By Staff | Oct 17, 2017

The city of Cape Coral’s controversial plan to change policy on short-term vacation rentals was rejected Monday although the concept may head back to the drawing board.

After nearly a year of debate, tabling and changes, the Cape Coral City Council on Monday unanimously killed a resolution that would have imposed new regulations on vacation rentals.

Realtors, residents and property managers all stepped forward during public comment in opposition of the measure, which they said would be represent too much government overreach and be too difficult to enforce.

Chris Lopez, of the Gold Coast Realtors Association, said that while they appreciate the hard work city staff and Council did to try to come up with a good ordinance, they couldn’t support the proposal as written.

“The Realtors who handle rentals are doing the right thing. This is an important winter season coming up and providing less options is not a good idea,” Lopez said.

Councilmember Richard Leon immediately made a motion to reject the ordinance. Mayor Marni Sawicki agreed, saying more work still has to be done.

Councilmember Marilyn Stout suggested the issued be tabled once again so city staff can make the necessary fixes and, perhaps, create a new ordinance.

The problem with that is the city’s land use regulations prohibit renting to guests for fewer than seven days. Florida statutes allow vacation rentals to exist in residential neighborhoods, but the city was grandfathered because their laws were enacted prior to 2011, when the stature was enacted.

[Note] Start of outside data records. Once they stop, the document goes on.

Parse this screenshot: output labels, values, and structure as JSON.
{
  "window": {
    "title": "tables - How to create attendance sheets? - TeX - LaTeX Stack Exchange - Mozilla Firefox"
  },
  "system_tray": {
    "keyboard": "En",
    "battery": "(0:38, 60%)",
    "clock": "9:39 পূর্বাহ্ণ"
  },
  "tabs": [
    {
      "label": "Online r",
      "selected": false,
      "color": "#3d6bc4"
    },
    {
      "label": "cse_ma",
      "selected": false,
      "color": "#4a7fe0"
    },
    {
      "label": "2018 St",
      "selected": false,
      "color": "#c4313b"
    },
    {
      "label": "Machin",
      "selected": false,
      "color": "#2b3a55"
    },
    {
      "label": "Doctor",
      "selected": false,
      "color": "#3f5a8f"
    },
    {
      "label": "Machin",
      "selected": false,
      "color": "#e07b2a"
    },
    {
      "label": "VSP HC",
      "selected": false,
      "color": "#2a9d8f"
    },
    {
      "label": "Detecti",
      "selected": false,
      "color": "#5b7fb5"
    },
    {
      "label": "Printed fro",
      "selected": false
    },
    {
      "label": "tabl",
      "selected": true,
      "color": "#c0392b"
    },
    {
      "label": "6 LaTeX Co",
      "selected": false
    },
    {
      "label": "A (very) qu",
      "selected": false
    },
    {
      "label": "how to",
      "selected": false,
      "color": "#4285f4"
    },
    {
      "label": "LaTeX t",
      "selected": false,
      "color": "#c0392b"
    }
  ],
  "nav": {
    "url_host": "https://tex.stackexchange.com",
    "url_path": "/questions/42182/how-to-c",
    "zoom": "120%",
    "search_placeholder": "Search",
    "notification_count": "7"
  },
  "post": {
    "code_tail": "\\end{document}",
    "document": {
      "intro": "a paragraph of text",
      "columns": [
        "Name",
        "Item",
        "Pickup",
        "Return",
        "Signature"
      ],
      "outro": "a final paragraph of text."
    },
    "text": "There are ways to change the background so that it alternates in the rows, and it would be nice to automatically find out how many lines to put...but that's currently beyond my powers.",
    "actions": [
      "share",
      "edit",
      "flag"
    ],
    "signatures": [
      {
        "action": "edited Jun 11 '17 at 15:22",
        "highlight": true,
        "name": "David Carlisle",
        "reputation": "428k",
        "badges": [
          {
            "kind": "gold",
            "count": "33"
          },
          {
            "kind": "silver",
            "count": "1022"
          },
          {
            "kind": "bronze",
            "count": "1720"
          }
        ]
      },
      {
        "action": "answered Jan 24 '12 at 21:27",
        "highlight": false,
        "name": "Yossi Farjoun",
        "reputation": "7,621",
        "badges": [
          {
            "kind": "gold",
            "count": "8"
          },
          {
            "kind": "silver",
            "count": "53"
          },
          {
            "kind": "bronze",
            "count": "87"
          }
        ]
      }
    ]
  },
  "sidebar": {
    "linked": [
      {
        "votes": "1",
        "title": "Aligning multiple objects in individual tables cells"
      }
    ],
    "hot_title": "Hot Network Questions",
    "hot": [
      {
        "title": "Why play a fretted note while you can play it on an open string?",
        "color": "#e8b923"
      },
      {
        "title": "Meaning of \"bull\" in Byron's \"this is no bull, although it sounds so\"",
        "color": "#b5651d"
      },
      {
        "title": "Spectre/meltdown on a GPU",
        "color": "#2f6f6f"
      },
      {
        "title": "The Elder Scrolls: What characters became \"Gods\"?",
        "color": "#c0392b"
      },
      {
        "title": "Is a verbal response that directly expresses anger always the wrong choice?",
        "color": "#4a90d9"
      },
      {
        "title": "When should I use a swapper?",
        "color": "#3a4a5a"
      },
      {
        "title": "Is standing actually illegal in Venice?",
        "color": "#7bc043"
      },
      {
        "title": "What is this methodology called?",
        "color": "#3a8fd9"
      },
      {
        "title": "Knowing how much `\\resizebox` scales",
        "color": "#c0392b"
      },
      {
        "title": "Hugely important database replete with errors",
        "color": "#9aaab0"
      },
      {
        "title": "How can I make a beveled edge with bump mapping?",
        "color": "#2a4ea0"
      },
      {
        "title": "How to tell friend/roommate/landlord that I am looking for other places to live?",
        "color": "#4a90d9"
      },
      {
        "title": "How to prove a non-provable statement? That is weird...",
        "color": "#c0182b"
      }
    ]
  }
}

By changing the local laws, the city would lose its grandfather status, leaving the Council to decide whether to lose grandfather status or enact rules some say are needed to protect the residential character of the city.

Leon said since everybody seemed to be against the ordinance, it was smart for Council to reject it.

“There are already regulations in place that prevent everything people had worries about. When homes are built, there have to be specific standards. Those laws are in place,” Leon said.

J.J. Jones, a broker at Jones & Company Realty, said the Council’s decision was the correct one. She believed the measure would have involved the government too much for their liking.

“Those of us who do rentals for longer than seven days comply with the law. We try hard to do that and we want to keep it that way,” Jones said. “We want to keep our owners and customers happy and safe.”

The city began work on this issue late last year at a May 15 public hearing. Council tabled the idea until July 24, and then again to Sept. 11, when Hurricane Irma came through.

Over that time, critics said city staff did a good job improving the ordinance, but added it still needs more tweaking.

Jones said she believes the city will try again, saying that municipalities statewide are addressing the issue, with the emergence of Air B&B and other hotel and short-term rental alternatives.

“It’s a big concern, so we’re working to make sure it’s a fair and balanced regulation. The Air B&B’s and those who aren’t getting licensed or paying taxes or following health and safety issues,” Jones said. “The Realtors are following the rules and everyone else should, too.”

Editor’s note: This story has been updated and corrected.